The sampler includes a rare, signed copy of a 1955 Puerto Rican cookbook titled Cocina Criolla by Carmen Aboy Valldejuli; photographs by Carlota Duarte of residents of Villa Victoria in the South End, a housing development born out of housing activists in the neighborhood’s Puerto Rican community; Carta corografica del Distrito Federal , a "chorographic," or regional map of Mexico's Federal District, created in 1877 by Comisión de Cartografía; and a 1946 lithograph by printmaker and muralist Francisco Dosamantes titled Three Women in the Traditional Dress of Oaxaca, Mexico.
Patrons can delve deeper into the history of these objects a the Special Collections open house on October 10 from 2-4pm in the Special Collections reading room at the Central Library in Copley Square. Special Collections staff will be available to answer questions as visitors explore these items up close. For those unable to attend the open house, the items will be available throughout the month of October for use in the Special Collections reading room, Wednesday - Friday, 9:30am - 4:30pm, with no appointment necessary.

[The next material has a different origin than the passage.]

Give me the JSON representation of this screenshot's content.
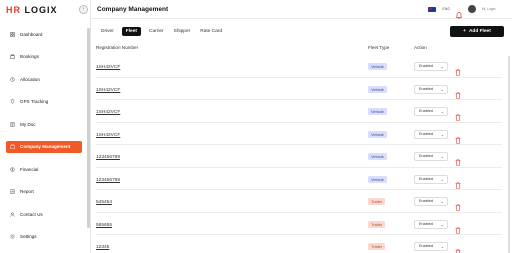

Other distinguished pieces from the BPL collection depicting Hispanic and Latinx history and achievements will be featured on BPL’s social media platforms during National Hispanic Heritage Month.
Physical copies of the Vida Latina booklist will be available at all BPL locations starting September 15, 2023; it can also be accessed digitally. In addition, the booklist and information about National Hispanic Heritage Month programs also appear on the BPL website at bpl.org and on the BPL social media accounts (Twitter, Facebook, Instagram).
Patrons can view many years' worth of prior affinity booklists, such as those from Black History Month, Asian Pacific American Heritage Month, LGBTQ+ Pride Month, and Native American Heritage Month in an online archive.
ABOUT THE BOSTON PUBLIC LIBRARY
Established in 1848, the Boston Public Library is a pioneer of public library service in America. It was the first large, free municipal library in the United States; the first public library to lend books; the first to have a branch library; and the first to have a children’s room.
The Boston Public Library of today is a robust system that includes the Central Library in Copley Square, 25 neighborhood branches, the Norman B. Leventhal Map and Education Center, the Kirstein Business and Innovation Center, and an archival center, offering public access to world-class special collections of rare books, manuscripts, photographs, and prints, along with rich digital content and online services.
The Boston Public Library serves nearly 4 million visitors per year and millions more online. All of its programs and exhibitions are free to all and open to the public. The Boston Public Library is a department of the City of Boston, under the leadership of Mayor Michelle Wu. To learn more, visit bpl.org.